- Go to the Men’s Room at the Hermitage Hotel
When we told people we were staying at the Hermitage Hotel, they’d say “Be sure to check out the Men’s Room. It’s famous.” So late one night we had Chuck check for occupants and when he gave us the all clear we went in. There is a blocked tunnel legislators used to go to and fro from the Capitol. The lavatory is beautiful and unique with green subway glass and art deco décor. Then my sister-in-law’s mom, Chetty, came to give me a tour of Nashville. First stop the Men’s Room, but from a slightly different perspective. Chetty sourced the glass for the bathroom and the lobby stained glass when the hotel was restored to its former glory.
- Ride a bike along the Cumberland riverfront
Not so appealing in January–when I was there it was too cold. Nashville has a city bike program so you can rent, grab and go. The last mayor promoted building lots more trails and connecting greenways, plus there are new bike lanes on roads. Start your adventure near the Shelby Street Bridge and park by the Titans’ stadium. Bonus: get a great view of downtown Nashville
This replica was built for the USA Centennial celebration in 1876 and maintained by the citizens of Nashville. (They heard the other one was falling down.) It has an art gallery inside, check for hours.
- Shop for books
My friends bought boots on Broadway at one of the 3 or 4 boot stores. I made a beeline for Parnassus Books. A citadel for independent bookstores and owned by author Ann Patchett, you can purchase all of her novels signed and request to have them personalized. Or you can discover a new author. We spent over an hour here (and I will not admit how much money. I spent) They ship to your home—one day soon it will be like the day the Scholastic books arrived in the classroom. Yippee.
Nashville is rich in history: Native American, Natchez Trace, Trail of Tears, Daniel Boone, Civil War, Civil Rights, Country Music. Everyday we were there we overheard people talking about the war. At first we were not sure what war. Upon more careful eavesdropping we realized they were talking about the Civil War! (Let it go.) We made quick stops at Sunnyside antebellum plantation home and Travellers Rest where the Confederate generals were headquartered during the battle for Nashville.
If I had more time, I might have also taken in the Johnny Cash museum or the Country Music Hall of Fame. Or go shopping in Franklin or The Gulch. My list is based on recommendations from locals we met along the way and my sister-in-law’s family who hosted me one afternoon.
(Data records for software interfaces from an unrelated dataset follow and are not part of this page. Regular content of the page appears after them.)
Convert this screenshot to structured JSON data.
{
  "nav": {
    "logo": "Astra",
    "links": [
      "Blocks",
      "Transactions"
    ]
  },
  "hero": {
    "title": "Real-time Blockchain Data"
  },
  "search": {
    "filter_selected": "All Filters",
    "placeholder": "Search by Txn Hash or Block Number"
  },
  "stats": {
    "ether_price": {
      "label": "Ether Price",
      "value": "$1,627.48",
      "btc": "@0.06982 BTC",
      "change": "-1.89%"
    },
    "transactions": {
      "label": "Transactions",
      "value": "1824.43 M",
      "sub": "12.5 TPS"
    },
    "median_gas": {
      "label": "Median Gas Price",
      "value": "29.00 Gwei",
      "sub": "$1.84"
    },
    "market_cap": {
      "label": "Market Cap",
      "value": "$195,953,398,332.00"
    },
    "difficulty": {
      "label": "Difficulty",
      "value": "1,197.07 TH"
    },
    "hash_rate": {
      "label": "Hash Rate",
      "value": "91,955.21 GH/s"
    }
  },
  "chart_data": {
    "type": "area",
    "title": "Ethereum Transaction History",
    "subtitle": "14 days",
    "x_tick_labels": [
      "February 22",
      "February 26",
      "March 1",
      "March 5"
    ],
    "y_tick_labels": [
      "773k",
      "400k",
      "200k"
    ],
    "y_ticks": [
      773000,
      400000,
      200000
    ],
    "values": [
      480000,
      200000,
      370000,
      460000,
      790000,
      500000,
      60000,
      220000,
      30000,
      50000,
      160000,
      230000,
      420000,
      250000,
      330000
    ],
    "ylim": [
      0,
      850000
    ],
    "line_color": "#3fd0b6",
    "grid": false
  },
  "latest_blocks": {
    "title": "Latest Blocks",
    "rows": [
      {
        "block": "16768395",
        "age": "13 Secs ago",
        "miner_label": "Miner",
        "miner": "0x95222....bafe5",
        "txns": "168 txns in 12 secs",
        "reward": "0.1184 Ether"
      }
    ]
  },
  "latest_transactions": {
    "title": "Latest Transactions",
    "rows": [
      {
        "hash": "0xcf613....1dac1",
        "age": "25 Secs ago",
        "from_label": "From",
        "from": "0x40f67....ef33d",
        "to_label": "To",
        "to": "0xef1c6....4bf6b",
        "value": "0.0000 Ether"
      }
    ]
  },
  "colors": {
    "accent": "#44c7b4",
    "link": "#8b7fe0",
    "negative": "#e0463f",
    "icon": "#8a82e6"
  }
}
For more ideas check out the fun little guide Nashville: Wildsam Field Guides. Or watch the HBO Sonic Highways episode on Nashville.